Williamstown, MA – A coalition of over 500 Williams College alumni and students propelled its fossil fuel divestment movement into high gear yesterday, delivering a formal proposal to the school’s Advisory Committee on Shareholder Responsibility. The coalition is seeking a College decision by the April 2015 Board of Trustees’ meeting to eliminate all direct and third-party investments in the 200 largest fossil fuel companies within five years.
Student leader Tara Miller explained that climate action is necessary and divestment is a place where Williams College can take leadership. “We’re at the edge of a climate catastrophe, but also an opportunity to lead and innovate. I want to see Williams step up to that challenge, and we can start with divestment.”
The proposal makes the case for divestment based on the unequivocal scientific evidence supporting rapid and far-reaching action to curb fossil fuel use, basic ethical demands to safeguard ecosystems and vulnerable populations, evolving approaches to wise investing and fiduciary responsibility, and the College’s own assertions about its mission and values.
Mike McGinn, a Williams alumnus, explained why he helped Seattle divest of fossil fuels when he was mayor of that city. “Divestment offers a clear choice of the side we are on. Do we continue on the path we are on, or do we change? With what we now know, we cannot in good conscience support companies whose business model and stock values depend on dangerously disrupting our climate.”
This proposal is the first step in a series of planned events and actions aimed at prompting a dramatic shift in the College’s investment policies. These moves follow a protracted campaign to shine a light on the negative impact of the College’s present investments. To date, the coalition has reached out personally to College administrators, mounted online petitions, organized on-campus events, a webinar on divestment, and even a hunger strike.
“Climate change is the most significant environmental and social justice issue of our time and it calls for a serious response,” said Daniel Shearer, one of the group’s alumni leaders. “We see divestment one piece of this response. It’s about revoking the social license to pollute. It’s about withdrawing public support from the industry most responsible for climate disruption.”
The divestment movement is gaining steam nationally. To date, fourteen colleges and universities have committed to divestment, as well as thirty-four cities, two counties, sixty-five religious institutions, and thirty-seven foundations and other institutions.
University trustees have often claimed that fund managers are reluctant to divest, but even that argument is beginning to crumble. At Swarthmore, one of Williams’ strongest competitors, Fund Manager Cambridge Associates is now open to divestment action.

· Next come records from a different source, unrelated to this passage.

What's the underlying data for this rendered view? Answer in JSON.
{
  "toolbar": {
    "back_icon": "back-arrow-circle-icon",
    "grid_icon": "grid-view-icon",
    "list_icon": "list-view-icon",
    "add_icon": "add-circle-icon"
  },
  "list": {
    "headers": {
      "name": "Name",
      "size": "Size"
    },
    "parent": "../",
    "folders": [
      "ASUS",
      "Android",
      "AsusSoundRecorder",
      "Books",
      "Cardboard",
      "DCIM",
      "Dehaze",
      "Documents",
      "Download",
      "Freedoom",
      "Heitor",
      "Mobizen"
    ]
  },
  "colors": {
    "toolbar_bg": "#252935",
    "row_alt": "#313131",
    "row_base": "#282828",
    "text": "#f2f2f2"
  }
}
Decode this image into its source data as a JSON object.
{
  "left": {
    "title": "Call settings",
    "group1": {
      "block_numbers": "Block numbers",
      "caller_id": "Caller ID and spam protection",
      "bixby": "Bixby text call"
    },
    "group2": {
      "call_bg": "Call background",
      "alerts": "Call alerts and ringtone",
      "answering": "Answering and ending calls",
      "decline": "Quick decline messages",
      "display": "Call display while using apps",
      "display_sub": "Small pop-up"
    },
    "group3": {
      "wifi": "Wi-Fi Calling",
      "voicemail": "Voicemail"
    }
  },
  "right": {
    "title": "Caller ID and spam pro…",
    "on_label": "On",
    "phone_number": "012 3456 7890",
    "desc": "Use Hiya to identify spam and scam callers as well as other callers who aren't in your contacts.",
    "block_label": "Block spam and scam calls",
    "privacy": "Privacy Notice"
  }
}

“It’s time for the premier small liberal arts college in the country to catch up,” said Steve Kaagan, a ’65 grad who also holds an honorary degree from Williams. “We’ve come together across the generations to help make sure that happens.”